▼

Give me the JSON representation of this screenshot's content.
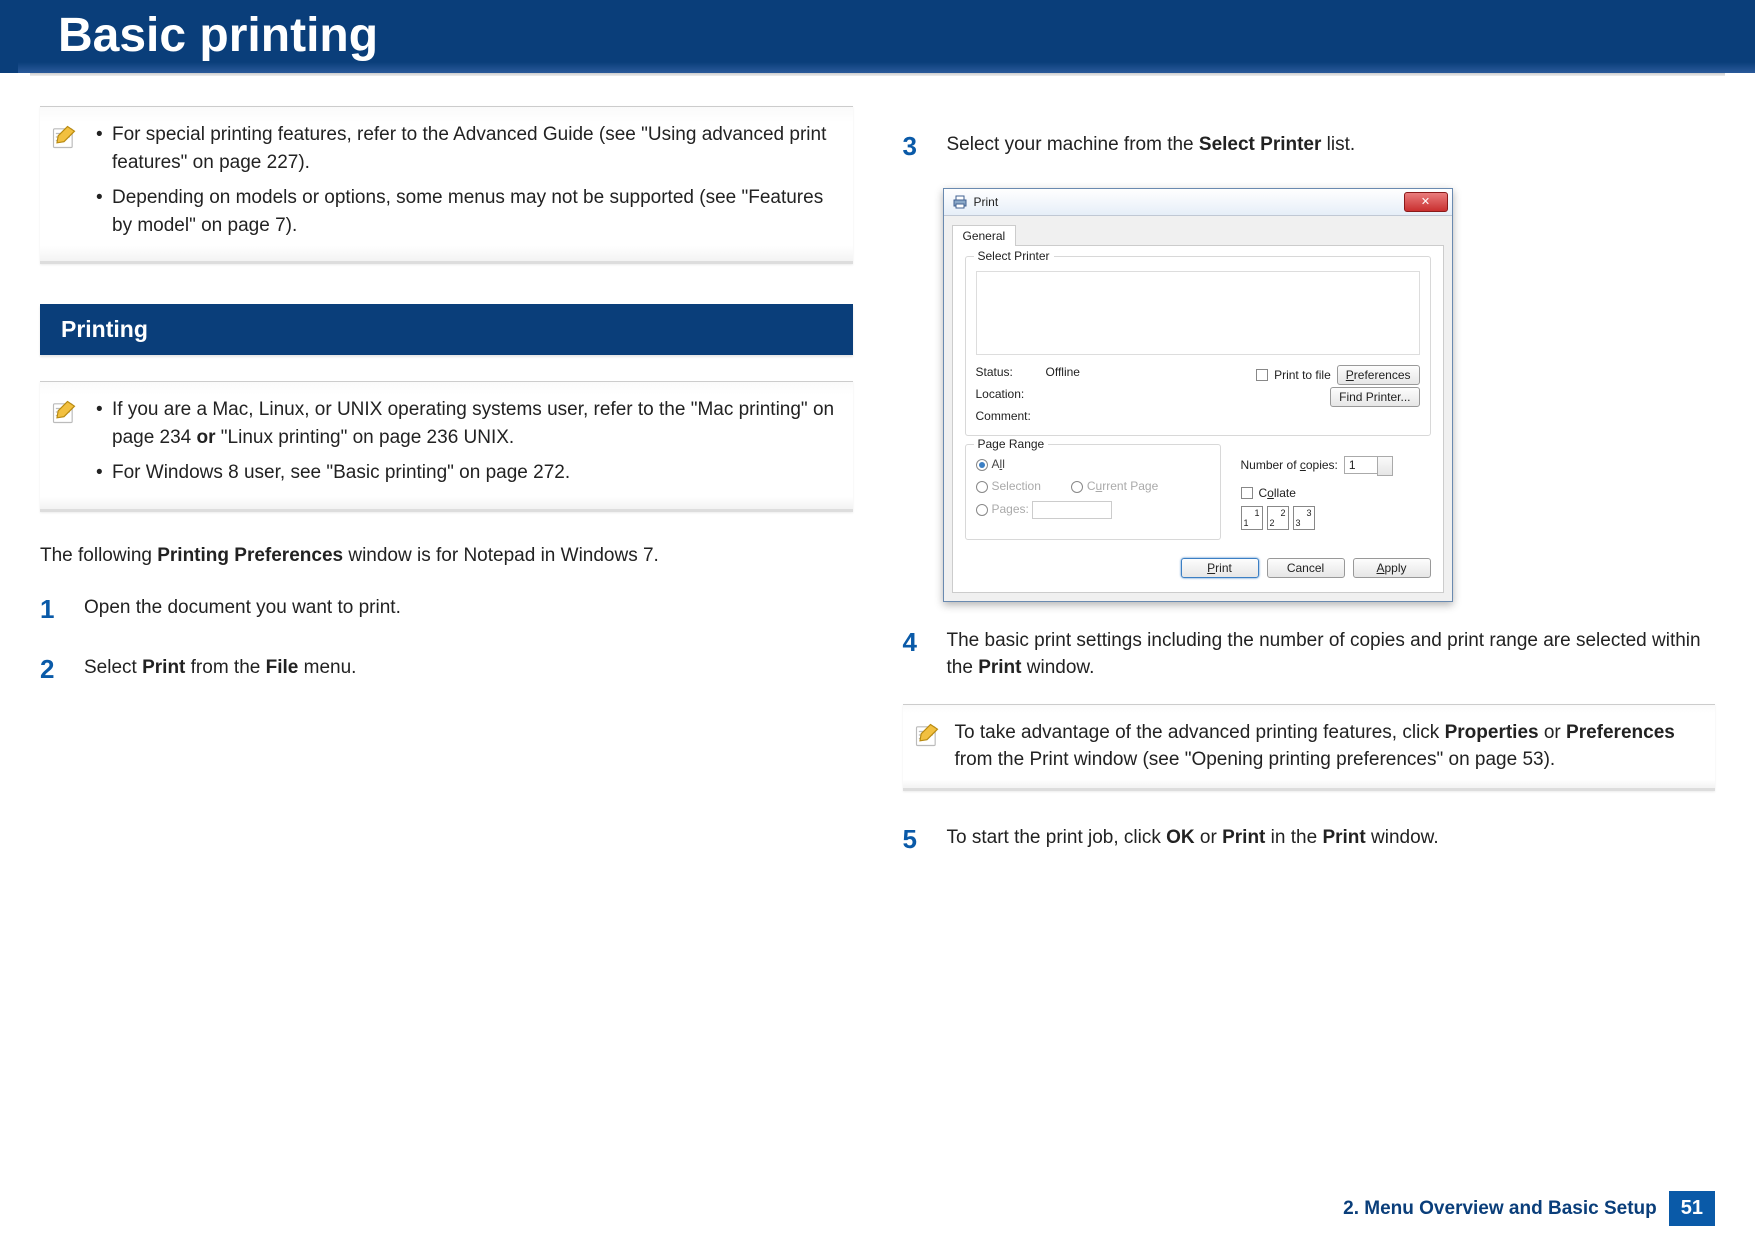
{
  "title": "Basic printing",
  "left": {
    "note1": {
      "items": [
        "For special printing features, refer to the Advanced Guide (see \"Using advanced print features\" on page 227).",
        "Depending on models or options, some menus may not be supported (see \"Features by model\" on page 7)."
      ]
    },
    "section_heading": "Printing",
    "note2": {
      "items_html": [
        "If you are a Mac, Linux, or UNIX operating systems user, refer to the \"Mac printing\" on page 234 <b>or</b> \"Linux printing\" on page 236 UNIX.",
        "For Windows 8 user, see \"Basic printing\" on page 272."
      ]
    },
    "intro_html": "The following <b>Printing Preferences</b> window is for Notepad in Windows 7.",
    "step1": {
      "num": "1",
      "text": "Open the document you want to print."
    },
    "step2": {
      "num": "2",
      "html": "Select <b>Print</b> from the <b>File</b> menu."
    }
  },
  "right": {
    "step3": {
      "num": "3",
      "html": "Select your machine from the <b>Select Printer</b> list."
    },
    "dialog": {
      "title": "Print",
      "close_label": "✕",
      "tab_general": "General",
      "select_printer_legend": "Select Printer",
      "status_label": "Status:",
      "status_value": "Offline",
      "location_label": "Location:",
      "comment_label": "Comment:",
      "print_to_file": "Print to file",
      "preferences_btn": "Preferences",
      "find_printer_btn": "Find Printer...",
      "page_range_legend": "Page Range",
      "opt_all": "All",
      "opt_selection": "Selection",
      "opt_current": "Current Page",
      "opt_pages": "Pages:",
      "copies_label": "Number of copies:",
      "copies_value": "1",
      "collate_label": "Collate",
      "btn_print": "Print",
      "btn_cancel": "Cancel",
      "btn_apply": "Apply"
    },
    "step4": {
      "num": "4",
      "html": "The basic print settings including the number of copies and print range are selected within the <b>Print</b> window."
    },
    "note3_html": "To take advantage of the advanced printing features, click <b>Properties</b> or <b>Preferences</b> from the Print window (see \"Opening printing preferences\" on page 53).",
    "step5": {
      "num": "5",
      "html": "To start the print job, click <b>OK</b> or <b>Print</b> in the <b>Print</b> window."
    }
  },
  "footer": {
    "chapter": "2. Menu Overview and Basic Setup",
    "page": "51"
  }
}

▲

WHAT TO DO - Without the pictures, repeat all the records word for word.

SOLUTION -
Give me the JSON representation of this screenshot's content.
{
  "title": "Basic printing",
  "left": {
    "note1": {
      "items": [
        "For special printing features, refer to the Advanced Guide (see \"Using advanced print features\" on page 227).",
        "Depending on models or options, some menus may not be supported (see \"Features by model\" on page 7)."
      ]
    },
    "section_heading": "Printing",
    "note2": {
      "items_html": [
        "If you are a Mac, Linux, or UNIX operating systems user, refer to the \"Mac printing\" on page 234 <b>or</b> \"Linux printing\" on page 236 UNIX.",
        "For Windows 8 user, see \"Basic printing\" on page 272."
      ]
    },
    "intro_html": "The following <b>Printing Preferences</b> window is for Notepad in Windows 7.",
    "step1": {
      "num": "1",
      "text": "Open the document you want to print."
    },
    "step2": {
      "num": "2",
      "html": "Select <b>Print</b> from the <b>File</b> menu."
    }
  },
  "right": {
    "step3": {
      "num": "3",
      "html": "Select your machine from the <b>Select Printer</b> list."
    },
    "dialog": {
      "title": "Print",
      "close_label": "✕",
      "tab_general": "General",
      "select_printer_legend": "Select Printer",
      "status_label": "Status:",
      "status_value": "Offline",
      "location_label": "Location:",
      "comment_label": "Comment:",
      "print_to_file": "Print to file",
      "preferences_btn": "Preferences",
      "find_printer_btn": "Find Printer...",
      "page_range_legend": "Page Range",
      "opt_all": "All",
      "opt_selection": "Selection",
      "opt_current": "Current Page",
      "opt_pages": "Pages:",
      "copies_label": "Number of copies:",
      "copies_value": "1",
      "collate_label": "Collate",
      "btn_print": "Print",
      "btn_cancel": "Cancel",
      "btn_apply": "Apply"
    },
    "step4": {
      "num": "4",
      "html": "The basic print settings including the number of copies and print range are selected within the <b>Print</b> window."
    },
    "note3_html": "To take advantage of the advanced printing features, click <b>Properties</b> or <b>Preferences</b> from the Print window (see \"Opening printing preferences\" on page 53).",
    "step5": {
      "num": "5",
      "html": "To start the print job, click <b>OK</b> or <b>Print</b> in the <b>Print</b> window."
    }
  },
  "footer": {
    "chapter": "2. Menu Overview and Basic Setup",
    "page": "51"
  }
}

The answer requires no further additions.